#### WHAT THIS TASK INVOLVES
Which lines in the entries below contain the string "Date"? Show each of them in full.

==== RECORDS FOR THE TASK

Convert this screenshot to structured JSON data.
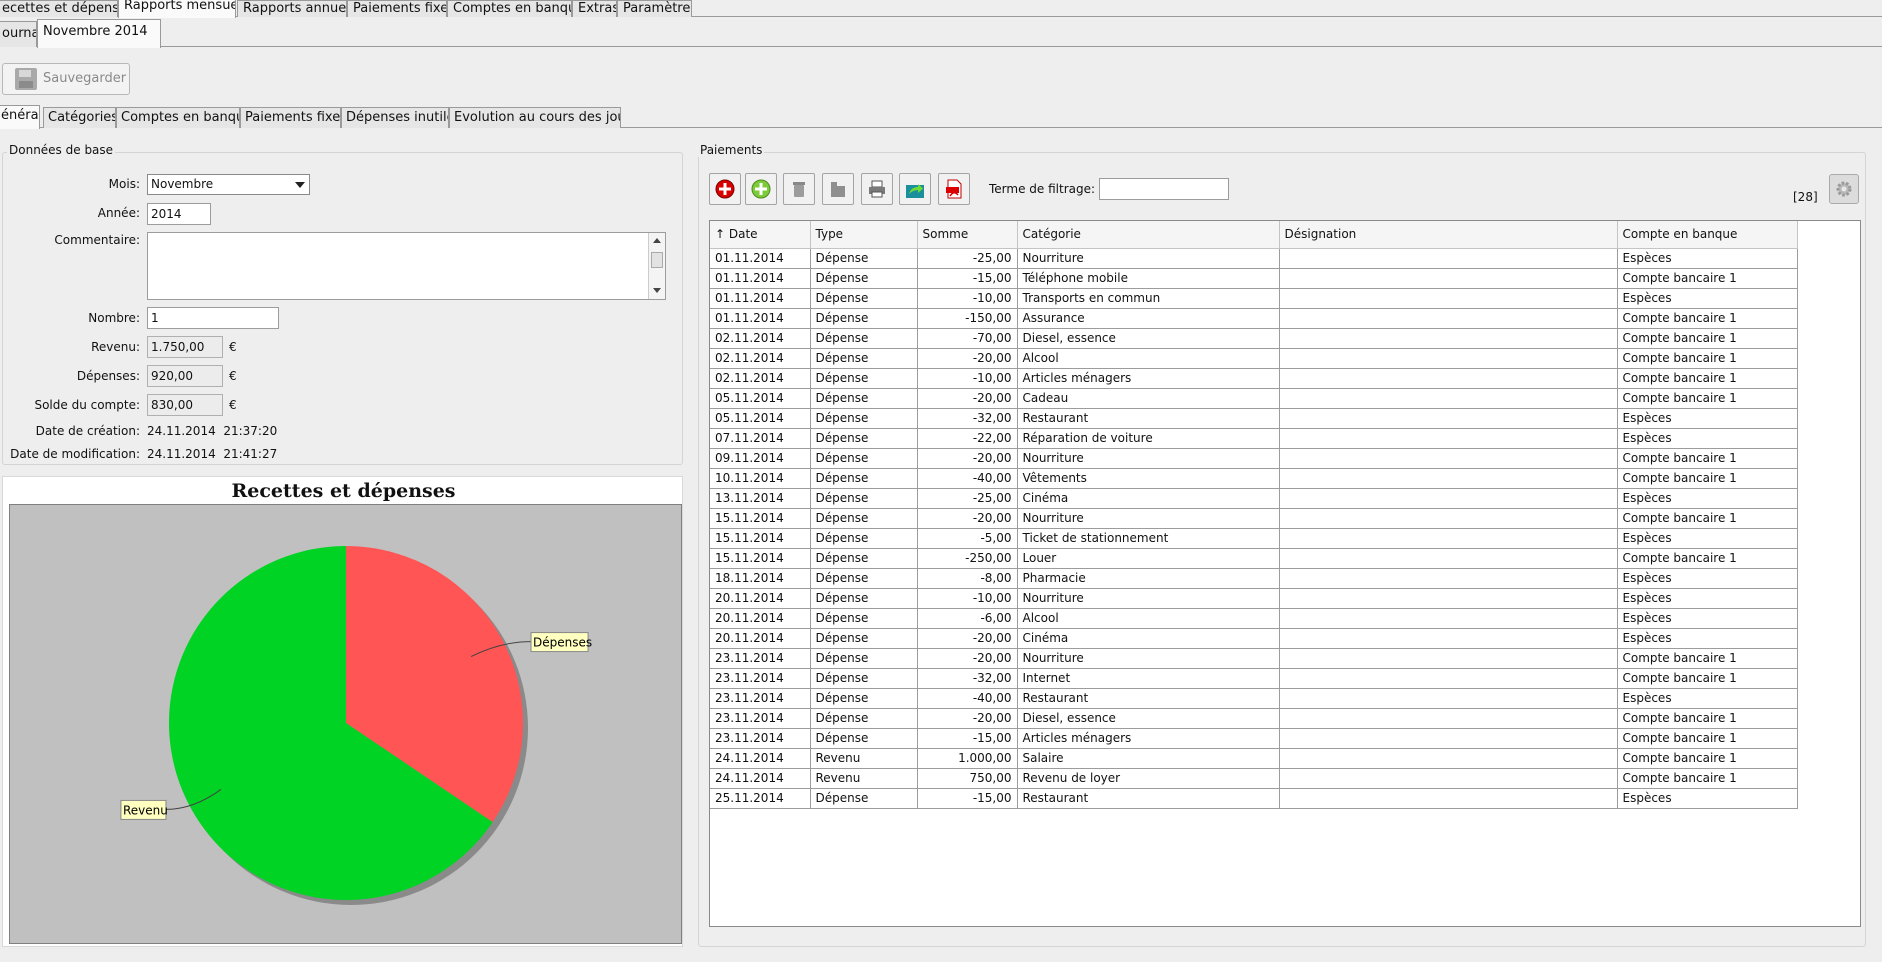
{
  "app": {
    "main_tabs": [
      "ecettes et dépenses",
      "Rapports mensuels",
      "Rapports annuels",
      "Paiements fixes",
      "Comptes en banque",
      "Extras",
      "Paramètres"
    ],
    "sub_tabs": [
      "ournal",
      "Novembre 2014"
    ],
    "save_label": "Sauvegarder",
    "section_tabs": [
      "énéral",
      "Catégories",
      "Comptes en banque",
      "Paiements fixes",
      "Dépenses inutiles",
      "Evolution au cours des jours"
    ]
  },
  "base_data": {
    "title": "Données de base",
    "month_label": "Mois:",
    "month_value": "Novembre",
    "year_label": "Année:",
    "year_value": "2014",
    "comment_label": "Commentaire:",
    "comment_value": "",
    "count_label": "Nombre:",
    "count_value": "1",
    "income_label": "Revenu:",
    "income_value": "1.750,00",
    "expenses_label": "Dépenses:",
    "expenses_value": "920,00",
    "balance_label": "Solde du compte:",
    "balance_value": "830,00",
    "currency": "€",
    "created_label": "Date de création:",
    "created_value": "24.11.2014  21:37:20",
    "modified_label": "Date de modification:",
    "modified_value": "24.11.2014  21:41:27"
  },
  "chart_data": {
    "type": "pie",
    "title": "Recettes et dépenses",
    "slices": [
      {
        "label": "Dépenses",
        "value": 920,
        "color": "#ff5555"
      },
      {
        "label": "Revenu",
        "value": 1750,
        "color": "#00d323"
      }
    ],
    "background": "#c0c0c0"
  },
  "payments": {
    "title": "Paiements",
    "filter_label": "Terme de filtrage:",
    "filter_value": "",
    "count_badge": "[28]",
    "toolbar_icons": [
      "delete-icon",
      "add-icon",
      "trash-icon",
      "clear-icon",
      "print-icon",
      "export-icon",
      "pdf-icon"
    ],
    "columns": [
      "↑ Date",
      "Type",
      "Somme",
      "Catégorie",
      "Désignation",
      "Compte en banque"
    ],
    "rows": [
      [
        "01.11.2014",
        "Dépense",
        "-25,00",
        "Nourriture",
        "",
        "Espèces"
      ],
      [
        "01.11.2014",
        "Dépense",
        "-15,00",
        "Téléphone mobile",
        "",
        "Compte bancaire 1"
      ],
      [
        "01.11.2014",
        "Dépense",
        "-10,00",
        "Transports en commun",
        "",
        "Espèces"
      ],
      [
        "01.11.2014",
        "Dépense",
        "-150,00",
        "Assurance",
        "",
        "Compte bancaire 1"
      ],
      [
        "02.11.2014",
        "Dépense",
        "-70,00",
        "Diesel, essence",
        "",
        "Compte bancaire 1"
      ],
      [
        "02.11.2014",
        "Dépense",
        "-20,00",
        "Alcool",
        "",
        "Compte bancaire 1"
      ],
      [
        "02.11.2014",
        "Dépense",
        "-10,00",
        "Articles ménagers",
        "",
        "Compte bancaire 1"
      ],
      [
        "05.11.2014",
        "Dépense",
        "-20,00",
        "Cadeau",
        "",
        "Compte bancaire 1"
      ],
      [
        "05.11.2014",
        "Dépense",
        "-32,00",
        "Restaurant",
        "",
        "Espèces"
      ],
      [
        "07.11.2014",
        "Dépense",
        "-22,00",
        "Réparation de voiture",
        "",
        "Espèces"
      ],
      [
        "09.11.2014",
        "Dépense",
        "-20,00",
        "Nourriture",
        "",
        "Compte bancaire 1"
      ],
      [
        "10.11.2014",
        "Dépense",
        "-40,00",
        "Vêtements",
        "",
        "Compte bancaire 1"
      ],
      [
        "13.11.2014",
        "Dépense",
        "-25,00",
        "Cinéma",
        "",
        "Espèces"
      ],
      [
        "15.11.2014",
        "Dépense",
        "-20,00",
        "Nourriture",
        "",
        "Compte bancaire 1"
      ],
      [
        "15.11.2014",
        "Dépense",
        "-5,00",
        "Ticket de stationnement",
        "",
        "Espèces"
      ],
      [
        "15.11.2014",
        "Dépense",
        "-250,00",
        "Louer",
        "",
        "Compte bancaire 1"
      ],
      [
        "18.11.2014",
        "Dépense",
        "-8,00",
        "Pharmacie",
        "",
        "Espèces"
      ],
      [
        "20.11.2014",
        "Dépense",
        "-10,00",
        "Nourriture",
        "",
        "Espèces"
      ],
      [
        "20.11.2014",
        "Dépense",
        "-6,00",
        "Alcool",
        "",
        "Espèces"
      ],
      [
        "20.11.2014",
        "Dépense",
        "-20,00",
        "Cinéma",
        "",
        "Espèces"
      ],
      [
        "23.11.2014",
        "Dépense",
        "-20,00",
        "Nourriture",
        "",
        "Compte bancaire 1"
      ],
      [
        "23.11.2014",
        "Dépense",
        "-32,00",
        "Internet",
        "",
        "Compte bancaire 1"
      ],
      [
        "23.11.2014",
        "Dépense",
        "-40,00",
        "Restaurant",
        "",
        "Espèces"
      ],
      [
        "23.11.2014",
        "Dépense",
        "-20,00",
        "Diesel, essence",
        "",
        "Compte bancaire 1"
      ],
      [
        "23.11.2014",
        "Dépense",
        "-15,00",
        "Articles ménagers",
        "",
        "Compte bancaire 1"
      ],
      [
        "24.11.2014",
        "Revenu",
        "1.000,00",
        "Salaire",
        "",
        "Compte bancaire 1"
      ],
      [
        "24.11.2014",
        "Revenu",
        "750,00",
        "Revenu de loyer",
        "",
        "Compte bancaire 1"
      ],
      [
        "25.11.2014",
        "Dépense",
        "-15,00",
        "Restaurant",
        "",
        "Espèces"
      ]
    ]
  }
}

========

#### SOLVED PROBLEM
    "created_label": "Date de création:",
    "modified_label": "Date de modification:",
      "↑ Date",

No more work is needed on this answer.